Linux File Permissions: A Simple Guide
File permissions are an essential part of managing and maintaining a Linux system because they control the access to files and directories and ensure the security of the Linux system and the data stored in the files and directories.
As a system administrator, developer, or regular Linux user, you should know and understand how file permissions work. This article will explore the dos and don’ts of Linux file permissions and how to manage them.
Understanding File Permissions
Linux has a permission system based on three key attributes:
Read access: This is symbolized as 'r'; it gives the user access to read the file.
Write access: This is symbolized as 'w'; it gives the user access to write or modify the file.
Execute access: This is symbolized as 'x'; it gives the user access to execute a command on the file.
These permissions are usually assigned to three entities on the Linux file system.
Owner: Signifies the user who created the file and is usually your default Linux user.
Group: A group of users with shared ownership or access to the file.
Others: This user didn’t create the file or isn’t in the group with access. They could have a specific permission attribute access to the file.
Granting File Permissions
In Linux, granting file permissions can be tricky. The chmod command is the tool for managing file permissions.
To grant specific file permission to a user or group, specify the user (u) or group (g), followed by the permission attribute and the file name.
The syntax is as follows:
chmod [entity + permissions] [file]
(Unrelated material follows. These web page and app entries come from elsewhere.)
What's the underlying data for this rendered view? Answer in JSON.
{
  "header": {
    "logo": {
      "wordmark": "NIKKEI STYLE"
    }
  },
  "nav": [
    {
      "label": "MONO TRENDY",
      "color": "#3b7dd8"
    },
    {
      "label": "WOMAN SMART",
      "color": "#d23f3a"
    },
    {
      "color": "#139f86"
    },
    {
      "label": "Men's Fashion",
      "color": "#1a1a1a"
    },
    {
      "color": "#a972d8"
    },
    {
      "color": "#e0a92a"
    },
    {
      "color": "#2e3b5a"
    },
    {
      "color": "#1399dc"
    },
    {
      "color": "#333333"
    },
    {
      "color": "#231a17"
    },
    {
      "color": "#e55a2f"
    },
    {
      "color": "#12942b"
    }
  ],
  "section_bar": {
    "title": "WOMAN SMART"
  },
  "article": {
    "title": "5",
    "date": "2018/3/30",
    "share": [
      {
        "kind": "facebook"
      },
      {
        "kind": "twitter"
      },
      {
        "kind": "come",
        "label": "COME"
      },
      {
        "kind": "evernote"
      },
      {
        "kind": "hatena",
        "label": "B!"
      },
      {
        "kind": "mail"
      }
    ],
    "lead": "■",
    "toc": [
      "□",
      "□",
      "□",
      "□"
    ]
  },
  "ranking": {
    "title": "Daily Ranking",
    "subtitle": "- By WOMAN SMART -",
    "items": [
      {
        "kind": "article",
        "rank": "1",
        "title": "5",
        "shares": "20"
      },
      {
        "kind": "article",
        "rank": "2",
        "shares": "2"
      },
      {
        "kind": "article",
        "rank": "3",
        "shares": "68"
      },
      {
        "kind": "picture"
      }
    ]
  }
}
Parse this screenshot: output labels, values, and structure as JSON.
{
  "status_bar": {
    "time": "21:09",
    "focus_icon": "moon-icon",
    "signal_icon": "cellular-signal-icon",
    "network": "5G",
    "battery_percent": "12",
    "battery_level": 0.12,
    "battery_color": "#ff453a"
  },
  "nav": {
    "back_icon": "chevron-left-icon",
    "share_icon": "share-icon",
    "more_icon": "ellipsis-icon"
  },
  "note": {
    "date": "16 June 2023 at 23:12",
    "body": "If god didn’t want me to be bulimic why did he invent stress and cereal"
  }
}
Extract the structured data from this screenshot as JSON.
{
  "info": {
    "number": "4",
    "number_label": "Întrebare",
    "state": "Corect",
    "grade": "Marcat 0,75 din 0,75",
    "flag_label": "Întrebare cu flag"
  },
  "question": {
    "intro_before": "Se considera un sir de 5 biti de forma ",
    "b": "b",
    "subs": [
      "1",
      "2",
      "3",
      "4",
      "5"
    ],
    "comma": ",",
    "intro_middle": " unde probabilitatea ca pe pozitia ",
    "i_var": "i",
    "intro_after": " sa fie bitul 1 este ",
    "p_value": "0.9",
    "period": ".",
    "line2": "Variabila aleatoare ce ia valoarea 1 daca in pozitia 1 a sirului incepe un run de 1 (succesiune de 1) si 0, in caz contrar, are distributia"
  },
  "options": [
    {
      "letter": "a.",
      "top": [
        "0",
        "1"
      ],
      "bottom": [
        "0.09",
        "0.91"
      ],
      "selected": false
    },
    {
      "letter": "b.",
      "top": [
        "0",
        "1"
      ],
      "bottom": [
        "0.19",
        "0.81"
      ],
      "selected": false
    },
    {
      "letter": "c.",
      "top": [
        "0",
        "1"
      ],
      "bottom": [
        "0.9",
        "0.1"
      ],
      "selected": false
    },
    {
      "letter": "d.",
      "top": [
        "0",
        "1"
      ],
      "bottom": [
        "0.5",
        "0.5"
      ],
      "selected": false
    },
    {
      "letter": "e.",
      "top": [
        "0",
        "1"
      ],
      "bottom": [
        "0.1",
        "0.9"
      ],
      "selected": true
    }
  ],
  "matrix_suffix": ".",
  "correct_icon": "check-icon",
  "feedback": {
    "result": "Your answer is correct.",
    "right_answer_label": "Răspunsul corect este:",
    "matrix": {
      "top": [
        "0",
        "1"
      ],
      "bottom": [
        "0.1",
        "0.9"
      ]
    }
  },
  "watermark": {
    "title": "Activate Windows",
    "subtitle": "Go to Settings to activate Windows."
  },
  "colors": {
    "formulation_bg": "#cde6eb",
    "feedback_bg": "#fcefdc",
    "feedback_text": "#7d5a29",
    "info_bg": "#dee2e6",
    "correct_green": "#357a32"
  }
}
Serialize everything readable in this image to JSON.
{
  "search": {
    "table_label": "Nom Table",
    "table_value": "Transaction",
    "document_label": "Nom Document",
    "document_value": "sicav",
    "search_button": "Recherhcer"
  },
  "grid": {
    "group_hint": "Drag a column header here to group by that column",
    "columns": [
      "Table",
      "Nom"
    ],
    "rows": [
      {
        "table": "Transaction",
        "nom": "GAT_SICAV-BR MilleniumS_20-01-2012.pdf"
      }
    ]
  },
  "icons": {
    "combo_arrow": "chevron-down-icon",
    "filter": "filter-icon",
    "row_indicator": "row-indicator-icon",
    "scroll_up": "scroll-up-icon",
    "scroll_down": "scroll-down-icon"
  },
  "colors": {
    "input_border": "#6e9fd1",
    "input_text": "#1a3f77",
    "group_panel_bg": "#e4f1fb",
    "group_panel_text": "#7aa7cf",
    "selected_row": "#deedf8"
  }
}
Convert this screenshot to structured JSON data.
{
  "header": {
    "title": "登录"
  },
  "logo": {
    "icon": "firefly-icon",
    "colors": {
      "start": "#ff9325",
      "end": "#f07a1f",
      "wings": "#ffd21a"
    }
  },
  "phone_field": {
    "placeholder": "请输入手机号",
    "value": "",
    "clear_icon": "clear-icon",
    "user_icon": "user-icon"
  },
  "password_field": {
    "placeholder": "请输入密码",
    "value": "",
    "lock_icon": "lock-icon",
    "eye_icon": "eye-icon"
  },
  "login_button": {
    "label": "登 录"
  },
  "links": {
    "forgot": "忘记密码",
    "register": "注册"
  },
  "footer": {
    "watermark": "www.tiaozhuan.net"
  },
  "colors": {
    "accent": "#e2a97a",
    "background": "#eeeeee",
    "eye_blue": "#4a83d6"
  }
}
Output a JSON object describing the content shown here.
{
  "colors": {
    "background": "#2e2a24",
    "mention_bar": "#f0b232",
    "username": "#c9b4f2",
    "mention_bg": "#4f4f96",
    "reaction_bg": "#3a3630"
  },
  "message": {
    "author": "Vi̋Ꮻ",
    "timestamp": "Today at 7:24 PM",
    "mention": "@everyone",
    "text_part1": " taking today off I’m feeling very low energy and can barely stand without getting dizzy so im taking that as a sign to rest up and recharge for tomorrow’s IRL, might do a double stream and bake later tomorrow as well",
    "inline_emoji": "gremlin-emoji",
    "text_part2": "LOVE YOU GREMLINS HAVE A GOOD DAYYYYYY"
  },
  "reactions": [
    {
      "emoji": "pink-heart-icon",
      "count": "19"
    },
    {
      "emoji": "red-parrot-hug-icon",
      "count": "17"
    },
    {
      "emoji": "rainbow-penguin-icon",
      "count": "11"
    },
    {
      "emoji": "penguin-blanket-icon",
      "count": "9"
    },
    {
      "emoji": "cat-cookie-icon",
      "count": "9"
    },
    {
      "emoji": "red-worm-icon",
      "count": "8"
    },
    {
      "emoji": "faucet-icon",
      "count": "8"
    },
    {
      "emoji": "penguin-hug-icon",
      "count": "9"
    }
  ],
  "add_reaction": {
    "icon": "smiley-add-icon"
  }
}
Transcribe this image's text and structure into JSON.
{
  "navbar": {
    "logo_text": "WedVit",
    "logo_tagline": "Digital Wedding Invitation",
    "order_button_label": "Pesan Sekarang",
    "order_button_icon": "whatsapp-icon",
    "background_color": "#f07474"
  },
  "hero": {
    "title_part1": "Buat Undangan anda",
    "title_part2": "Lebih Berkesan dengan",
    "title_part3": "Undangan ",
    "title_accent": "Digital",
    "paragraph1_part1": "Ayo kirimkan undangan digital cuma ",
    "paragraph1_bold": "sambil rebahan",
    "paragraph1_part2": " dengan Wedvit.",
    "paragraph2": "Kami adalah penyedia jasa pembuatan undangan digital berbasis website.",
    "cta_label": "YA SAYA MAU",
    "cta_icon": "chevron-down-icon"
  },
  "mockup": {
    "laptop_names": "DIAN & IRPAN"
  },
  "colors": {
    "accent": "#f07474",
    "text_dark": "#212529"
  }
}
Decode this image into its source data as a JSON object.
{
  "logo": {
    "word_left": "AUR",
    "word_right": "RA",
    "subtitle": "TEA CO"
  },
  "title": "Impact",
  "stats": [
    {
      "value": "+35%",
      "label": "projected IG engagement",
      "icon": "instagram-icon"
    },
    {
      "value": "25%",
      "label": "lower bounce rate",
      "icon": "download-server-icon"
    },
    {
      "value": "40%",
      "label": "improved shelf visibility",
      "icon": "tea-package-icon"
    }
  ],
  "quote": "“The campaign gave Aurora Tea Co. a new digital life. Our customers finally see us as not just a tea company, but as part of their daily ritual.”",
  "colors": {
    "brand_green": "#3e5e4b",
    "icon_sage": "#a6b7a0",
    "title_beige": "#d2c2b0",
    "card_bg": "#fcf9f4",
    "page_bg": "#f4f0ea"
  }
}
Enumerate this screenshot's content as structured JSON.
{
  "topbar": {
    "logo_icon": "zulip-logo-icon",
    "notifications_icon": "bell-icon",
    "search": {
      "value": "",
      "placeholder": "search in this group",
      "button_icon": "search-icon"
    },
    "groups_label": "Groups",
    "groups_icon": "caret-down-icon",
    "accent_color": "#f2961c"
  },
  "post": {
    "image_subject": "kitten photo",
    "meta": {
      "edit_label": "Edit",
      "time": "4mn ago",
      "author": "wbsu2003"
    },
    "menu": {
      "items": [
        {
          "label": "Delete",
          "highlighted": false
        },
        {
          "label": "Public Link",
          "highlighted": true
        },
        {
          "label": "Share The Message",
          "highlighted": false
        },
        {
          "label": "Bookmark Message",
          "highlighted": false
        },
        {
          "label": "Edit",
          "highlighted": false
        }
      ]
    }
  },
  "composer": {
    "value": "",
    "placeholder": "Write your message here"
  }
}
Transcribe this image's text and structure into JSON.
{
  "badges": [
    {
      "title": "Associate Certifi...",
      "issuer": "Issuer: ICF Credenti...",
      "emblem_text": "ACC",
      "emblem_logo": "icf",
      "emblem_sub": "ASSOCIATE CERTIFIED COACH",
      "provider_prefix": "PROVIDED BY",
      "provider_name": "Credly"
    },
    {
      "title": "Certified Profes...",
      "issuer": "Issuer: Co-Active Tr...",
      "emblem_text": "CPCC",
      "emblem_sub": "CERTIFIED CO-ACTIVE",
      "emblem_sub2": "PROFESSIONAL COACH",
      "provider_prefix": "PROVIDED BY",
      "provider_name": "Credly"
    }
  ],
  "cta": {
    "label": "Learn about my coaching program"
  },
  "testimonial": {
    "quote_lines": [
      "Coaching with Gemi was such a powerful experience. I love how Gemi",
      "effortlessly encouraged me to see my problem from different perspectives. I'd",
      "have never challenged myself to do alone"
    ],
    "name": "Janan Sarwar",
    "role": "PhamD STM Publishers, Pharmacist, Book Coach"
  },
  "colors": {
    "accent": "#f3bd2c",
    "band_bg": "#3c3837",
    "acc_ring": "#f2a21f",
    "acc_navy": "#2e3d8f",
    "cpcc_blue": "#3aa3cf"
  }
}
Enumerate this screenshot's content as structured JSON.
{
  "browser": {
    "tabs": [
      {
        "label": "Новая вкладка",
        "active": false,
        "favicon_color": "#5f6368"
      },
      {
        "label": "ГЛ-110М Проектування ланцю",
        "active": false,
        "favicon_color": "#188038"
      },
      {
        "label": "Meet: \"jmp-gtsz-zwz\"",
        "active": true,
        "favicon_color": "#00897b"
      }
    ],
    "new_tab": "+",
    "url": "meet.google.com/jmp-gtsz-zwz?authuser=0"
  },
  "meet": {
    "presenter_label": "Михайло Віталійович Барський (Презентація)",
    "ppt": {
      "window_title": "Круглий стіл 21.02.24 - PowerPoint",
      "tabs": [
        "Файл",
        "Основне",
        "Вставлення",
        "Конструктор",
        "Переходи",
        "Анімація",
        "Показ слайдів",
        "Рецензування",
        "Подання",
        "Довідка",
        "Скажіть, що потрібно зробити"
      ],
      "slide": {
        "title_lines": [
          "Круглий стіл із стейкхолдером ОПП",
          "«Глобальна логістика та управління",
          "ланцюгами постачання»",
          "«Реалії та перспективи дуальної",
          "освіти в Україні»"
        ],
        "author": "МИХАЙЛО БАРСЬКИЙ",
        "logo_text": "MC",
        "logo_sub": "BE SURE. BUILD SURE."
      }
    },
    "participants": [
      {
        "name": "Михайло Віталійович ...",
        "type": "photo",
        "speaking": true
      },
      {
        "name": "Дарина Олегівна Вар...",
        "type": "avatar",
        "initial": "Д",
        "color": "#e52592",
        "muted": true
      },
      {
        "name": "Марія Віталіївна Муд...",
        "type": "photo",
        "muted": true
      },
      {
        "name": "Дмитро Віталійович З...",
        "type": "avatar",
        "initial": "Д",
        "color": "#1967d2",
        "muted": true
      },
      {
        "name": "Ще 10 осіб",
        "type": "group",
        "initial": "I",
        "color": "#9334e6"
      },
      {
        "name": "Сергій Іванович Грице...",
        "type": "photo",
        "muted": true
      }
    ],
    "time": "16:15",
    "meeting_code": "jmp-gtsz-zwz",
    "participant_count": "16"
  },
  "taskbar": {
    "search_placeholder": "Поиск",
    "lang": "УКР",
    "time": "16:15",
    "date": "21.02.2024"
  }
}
The command below will set write permission for a user group of the file file.txt. The current owner of the file will still have read and write permission.
chmod g+w file.txt
The command below sets execution permission to the owner of the file file.txt. The other permissions won’t be tampered with.
chmod u+x file.txt
The command below will add read permission to the other group entity for the file file.txt. The owner and user group will still have read, write, and execution permission.
chmod o+r file.txt
You can also copy file permissions from an owner to a user group. You can do this by targeting a particular user of the user group.
chmod g=u file.txt
This command above copies the owner user permissions(r,w,x) to the user group so every user has the same permission access as the owner user.
The output of all these commands would result in this:
Granting permissions using number notation
You can grant permissions using number notations. The permission access is assigned a value:
Number 4 for read permission.
Number 2 for write permission.
Number 1 for execute permission.
To grant an entity-specific permission, define the value and the file name.
chmod 431 file.txt
This command gives the file owner read-only access, the user group writes and executes access, and the other group only executes access.
The file permission would look like this:
When using the number notation, the 4 is the first value for the owner user, the 3 is the second value for the user group, and the 1 is the third value for the other group. The value is not only the permission access but also the entity.
Not everyone needs all file permissions.
Not every user or group should have all file permissions. Grant permissions only when necessary, or it could jeopardize the security of your file.